How to Protect Your Network from a BreachPosted by aonenetworks On March 15, 2013
If your network gets breached, it can cost you some serious cash to get it handled. A lot of small businesses, especially startups, simply don’t have that kind of money to hand out to fix the problems caused by a breach. When data is lost, not only do you need to reach out to your customers, you have to handle the massive amount of fallout that happens in response. Then, you need to figure out how to make sure it doesn’t happen again, which often means hiring expensive experts to patch up your network. The best way to deal with a network breach is to simply prevent it by following the tips below.
User Training and Safety
Your biggest issue with protecting your network is going to come from the people who are using your network. Often breaches happen innocently, but that doesn’t mean they aren’t dangerous. You need to start training your employees carefully so they know what they have to do to keep the office network safe. In addition, make sure your employees only have access to what they need and that they are not given additional admin powers that can be abused accidentally.
Have the Right Systems in Place
You might think it’s enough to have a workforce trained to protect your network, but that’s only the beginning. It’s also important to ensure that your technological framework is built to deflect network problems. This starts at the very simple level of installing patches, updating firewalls, and maintaining software applications. Your anti-virus software should also be updated when updates are available, and encrypting your data via SSL protocol is also an excellent idea when you have important data that you cannot afford to lose on a computer or in a network.
Of course, you don’t want to be overly invasive, and you want to be able to trust your employees to some extent. However, if you’re employing an anti-virus and other anti-hacking programs, it’s important you monitor how THEY are doing. It’s essential you set up a routine schedule to check on things on a regular basis to see if anything seems out of place. For example, a hacking attempt often starts with over a hundred failed log-in attempts, and you should be able to see that happening.

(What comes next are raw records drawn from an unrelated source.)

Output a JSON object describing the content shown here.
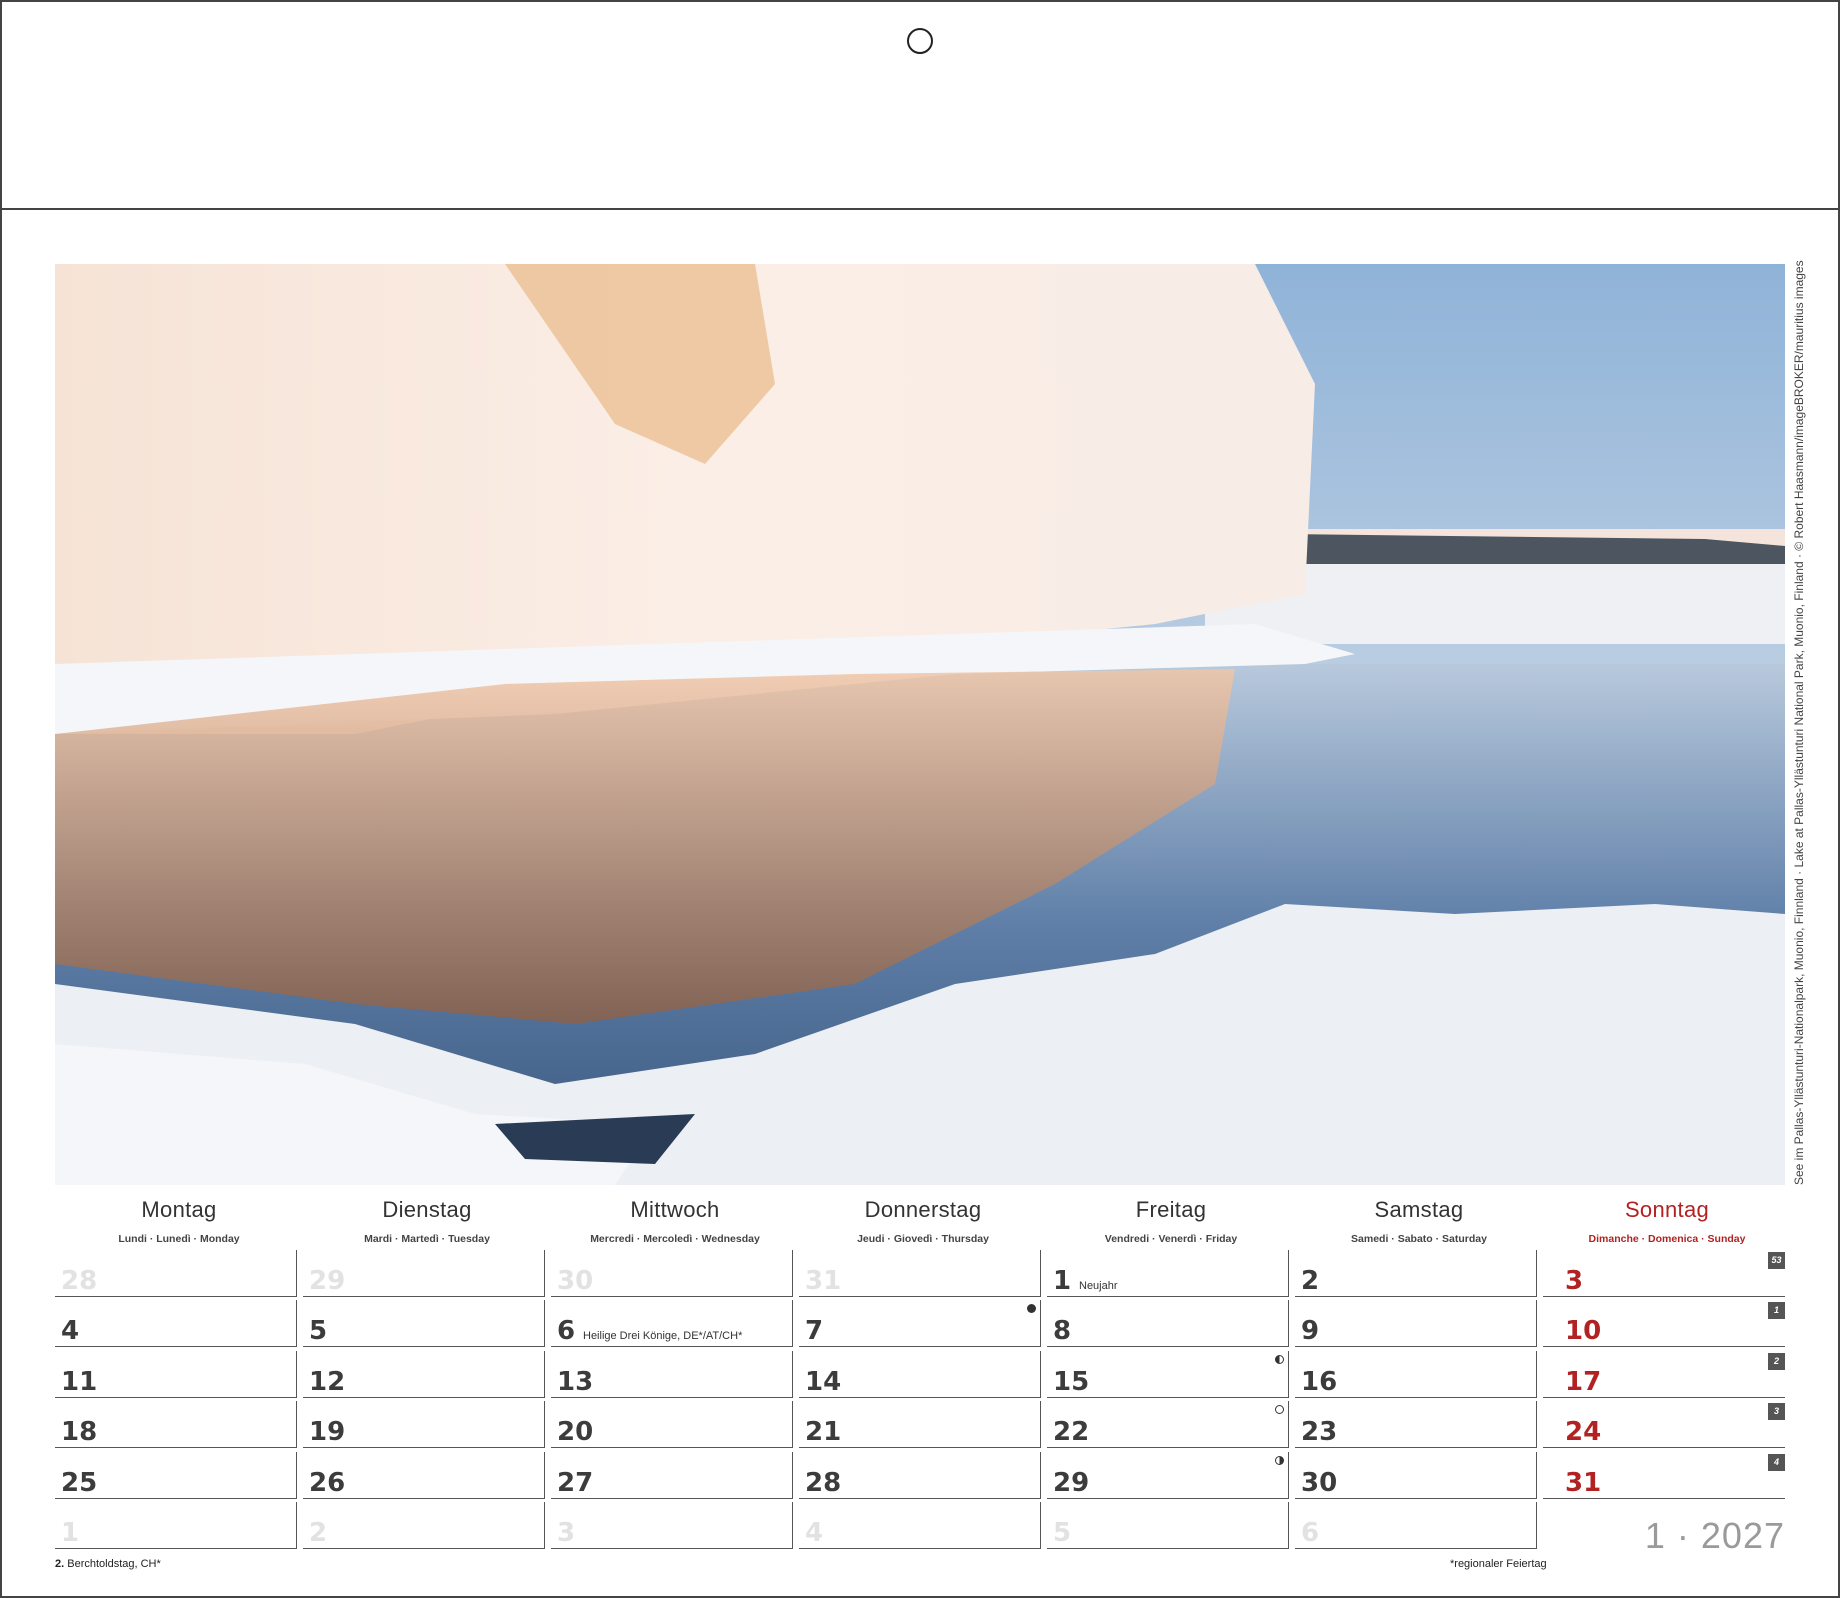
{
  "weekdays": [
    {
      "name": "Montag",
      "sub": "Lundi · Lunedì · Monday"
    },
    {
      "name": "Dienstag",
      "sub": "Mardi · Martedì · Tuesday"
    },
    {
      "name": "Mittwoch",
      "sub": "Mercredi · Mercoledì · Wednesday"
    },
    {
      "name": "Donnerstag",
      "sub": "Jeudi · Giovedì · Thursday"
    },
    {
      "name": "Freitag",
      "sub": "Vendredi · Venerdì · Friday"
    },
    {
      "name": "Samstag",
      "sub": "Samedi · Sabato · Saturday"
    },
    {
      "name": "Sonntag",
      "sub": "Dimanche · Domenica · Sunday"
    }
  ],
  "weeks": [
    {
      "badge": "53",
      "days": [
        "28",
        "29",
        "30",
        "31",
        "1",
        "2",
        "3"
      ],
      "dim": [
        0,
        1,
        2,
        3
      ],
      "holidays": {
        "4": "Neujahr"
      },
      "moons": {}
    },
    {
      "badge": "1",
      "days": [
        "4",
        "5",
        "6",
        "7",
        "8",
        "9",
        "10"
      ],
      "dim": [],
      "holidays": {
        "2": "Heilige Drei Könige, DE*/AT/CH*"
      },
      "moons": {
        "3": "new"
      }
    },
    {
      "badge": "2",
      "days": [
        "11",
        "12",
        "13",
        "14",
        "15",
        "16",
        "17"
      ],
      "dim": [],
      "holidays": {},
      "moons": {
        "4": "half-l"
      }
    },
    {
      "badge": "3",
      "days": [
        "18",
        "19",
        "20",
        "21",
        "22",
        "23",
        "24"
      ],
      "dim": [],
      "holidays": {},
      "moons": {
        "4": "full"
      }
    },
    {
      "badge": "4",
      "days": [
        "25",
        "26",
        "27",
        "28",
        "29",
        "30",
        "31"
      ],
      "dim": [],
      "holidays": {},
      "moons": {
        "4": "half-r"
      }
    },
    {
      "badge": "",
      "days": [
        "1",
        "2",
        "3",
        "4",
        "5",
        "6",
        ""
      ],
      "dim": [
        0,
        1,
        2,
        3,
        4,
        5
      ],
      "holidays": {},
      "moons": {}
    }
  ],
  "month_year": "1 · 2027",
  "footnote_left_day": "2.",
  "footnote_left_text": " Berchtoldstag, CH*",
  "footnote_right": "*regionaler Feiertag",
  "photo_credit": "See im Pallas-Yllästunturi-Nationalpark, Muonio, Finnland · Lake at Pallas-Yllästunturi National Park, Muonio, Finland · © Robert Haasmann/imageBROKER/mauritius images",
  "colors": {
    "sunday": "#b22222",
    "grid": "#555555",
    "dim_number": "#e2e2e2"
  }
}
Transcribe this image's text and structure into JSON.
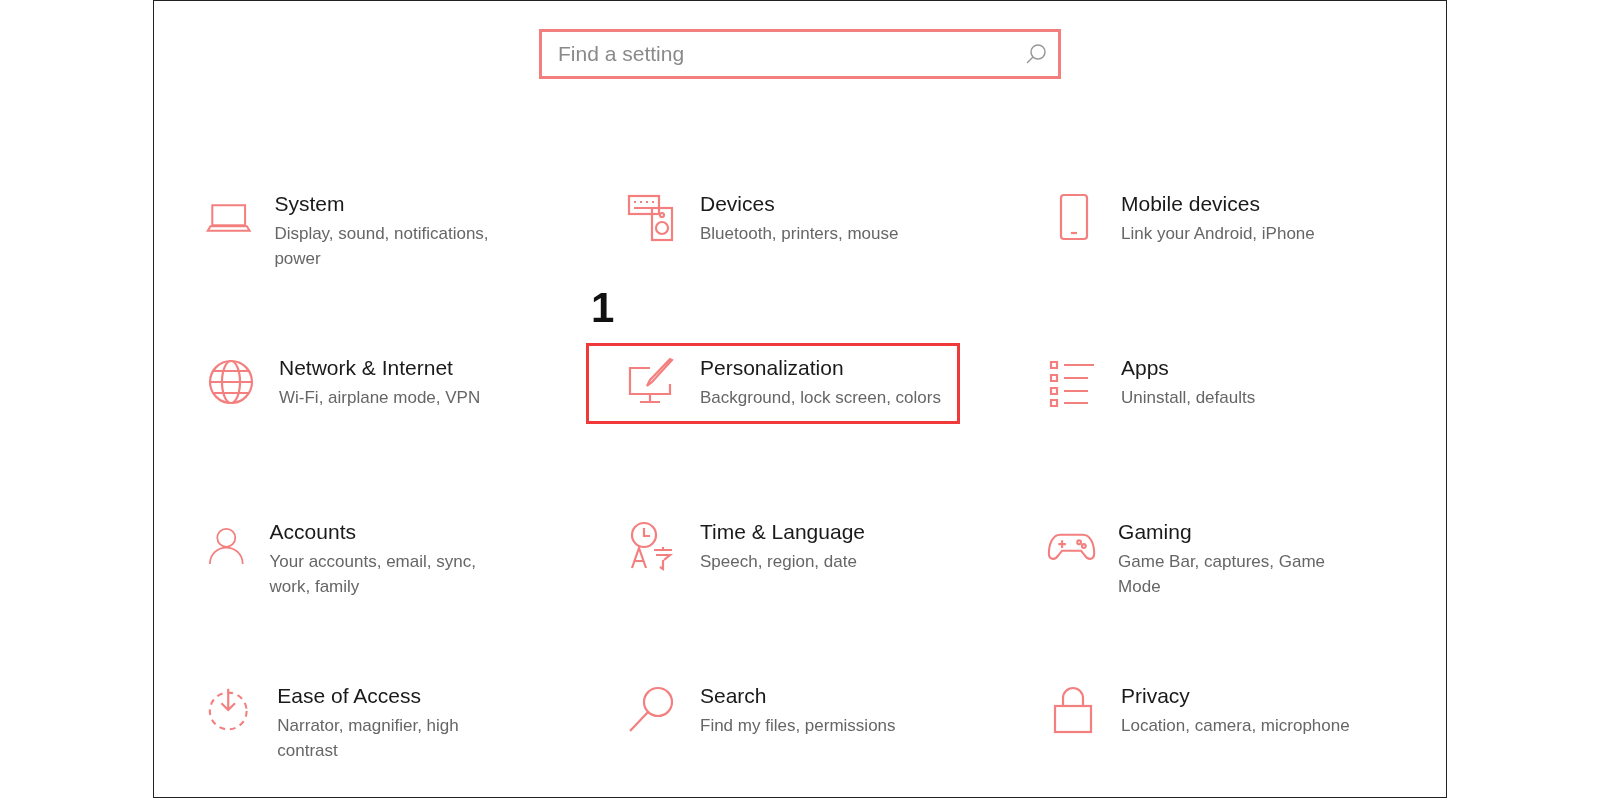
{
  "search": {
    "placeholder": "Find a setting"
  },
  "annotation": "1",
  "categories": [
    {
      "kind": "laptop",
      "title": "System",
      "description": "Display, sound, notifications, power",
      "selected": false
    },
    {
      "kind": "devices",
      "title": "Devices",
      "description": "Bluetooth, printers, mouse",
      "selected": false
    },
    {
      "kind": "phone",
      "title": "Mobile devices",
      "description": "Link your Android, iPhone",
      "selected": false
    },
    {
      "kind": "globe",
      "title": "Network & Internet",
      "description": "Wi-Fi, airplane mode, VPN",
      "selected": false
    },
    {
      "kind": "brush",
      "title": "Personalization",
      "description": "Background, lock screen, colors",
      "selected": true
    },
    {
      "kind": "list",
      "title": "Apps",
      "description": "Uninstall, defaults",
      "selected": false
    },
    {
      "kind": "person",
      "title": "Accounts",
      "description": "Your accounts, email, sync, work, family",
      "selected": false
    },
    {
      "kind": "clock",
      "title": "Time & Language",
      "description": "Speech, region, date",
      "selected": false
    },
    {
      "kind": "gamepad",
      "title": "Gaming",
      "description": "Game Bar, captures, Game Mode",
      "selected": false
    },
    {
      "kind": "ease",
      "title": "Ease of Access",
      "description": "Narrator, magnifier, high contrast",
      "selected": false
    },
    {
      "kind": "search",
      "title": "Search",
      "description": "Find my files, permissions",
      "selected": false
    },
    {
      "kind": "lock",
      "title": "Privacy",
      "description": "Location, camera, microphone",
      "selected": false
    }
  ]
}
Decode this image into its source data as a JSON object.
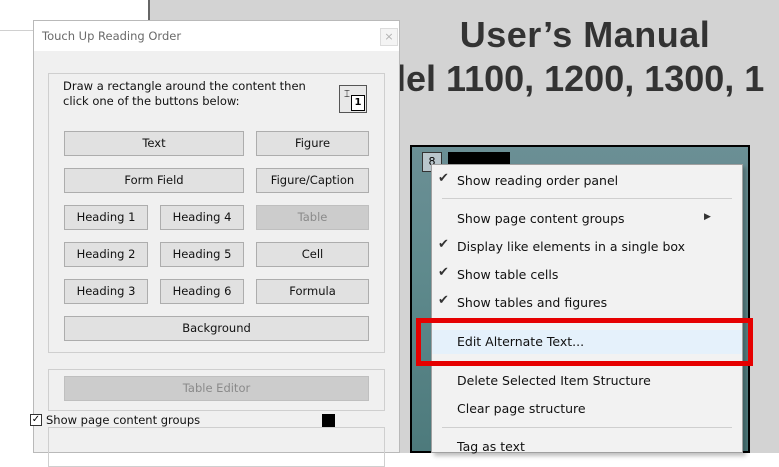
{
  "document": {
    "title": "User’s Manual",
    "subtitle": "lel 1100, 1200, 1300, 1",
    "figure_label": "8"
  },
  "dialog": {
    "title": "Touch Up Reading Order",
    "close_glyph": "×",
    "instructions": "Draw a rectangle around the content then click one of the buttons below:",
    "tool_icon_glyph": "⌶",
    "tool_icon_badge": "1",
    "buttons": {
      "text": "Text",
      "figure": "Figure",
      "form_field": "Form Field",
      "figure_caption": "Figure/Caption",
      "heading1": "Heading 1",
      "heading4": "Heading 4",
      "table": "Table",
      "heading2": "Heading 2",
      "heading5": "Heading 5",
      "cell": "Cell",
      "heading3": "Heading 3",
      "heading6": "Heading 6",
      "formula": "Formula",
      "background": "Background",
      "table_editor": "Table Editor"
    },
    "show_groups_label": "Show page content groups",
    "show_groups_checked": true,
    "checkmark": "✓",
    "swatch_color": "#000000"
  },
  "context_menu": {
    "check_glyph": "✔",
    "submenu_glyph": "▶",
    "items": [
      {
        "label": "Show reading order panel",
        "checked": true
      },
      {
        "label": "Show page content groups",
        "checked": false,
        "submenu": true
      },
      {
        "label": "Display like elements in a single box",
        "checked": true
      },
      {
        "label": "Show table cells",
        "checked": true
      },
      {
        "label": "Show tables and figures",
        "checked": true
      },
      {
        "label": "Edit Alternate Text...",
        "checked": false,
        "highlighted": true
      },
      {
        "label": "Delete Selected Item Structure",
        "checked": false
      },
      {
        "label": "Clear page structure",
        "checked": false
      },
      {
        "label": "Tag as text",
        "checked": false
      }
    ]
  },
  "colors": {
    "highlight_box": "#e60000",
    "document_bg": "#d3d3d3"
  }
}
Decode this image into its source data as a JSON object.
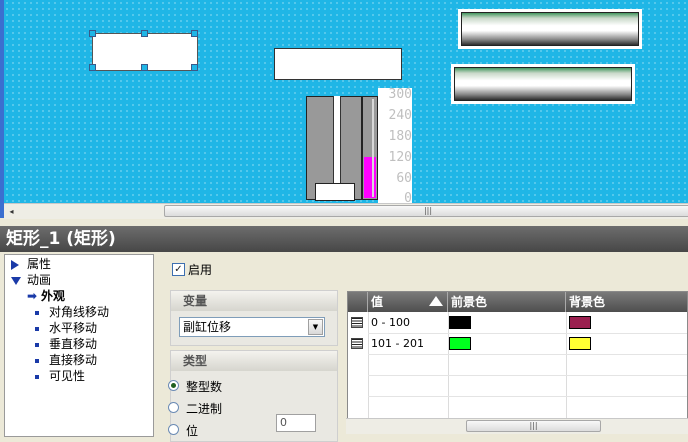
{
  "canvas": {
    "gauge_scale": [
      "300",
      "240",
      "180",
      "120",
      "60",
      "0"
    ],
    "gauge_level": 120,
    "gauge_max": 300
  },
  "scrollbar": {
    "left_arrow": "◂",
    "grip": "|||"
  },
  "inspector": {
    "title": "矩形_1 (矩形)",
    "nav": {
      "properties": "属性",
      "animation": "动画",
      "appearance": "外观",
      "items": [
        "对角线移动",
        "水平移动",
        "垂直移动",
        "直接移动",
        "可见性"
      ]
    },
    "enable": {
      "label": "启用",
      "checked": true
    },
    "variable": {
      "header": "变量",
      "value": "副缸位移"
    },
    "type": {
      "header": "类型",
      "options": [
        "整型数",
        "二进制",
        "位"
      ],
      "selected": 0,
      "bit_value": "0"
    },
    "table": {
      "columns": [
        "值",
        "前景色",
        "背景色"
      ],
      "rows": [
        {
          "value": "0 - 100",
          "fg": "#000000",
          "bg": "#9b1f4f"
        },
        {
          "value": "101 - 201",
          "fg": "#00ff1e",
          "bg": "#ffff33"
        }
      ]
    }
  }
}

Remember to stay vigilant so a network problem doesn’t happen to you. A small business is just as valuable as a large one, so contact your local ISP to see what they can do to help you.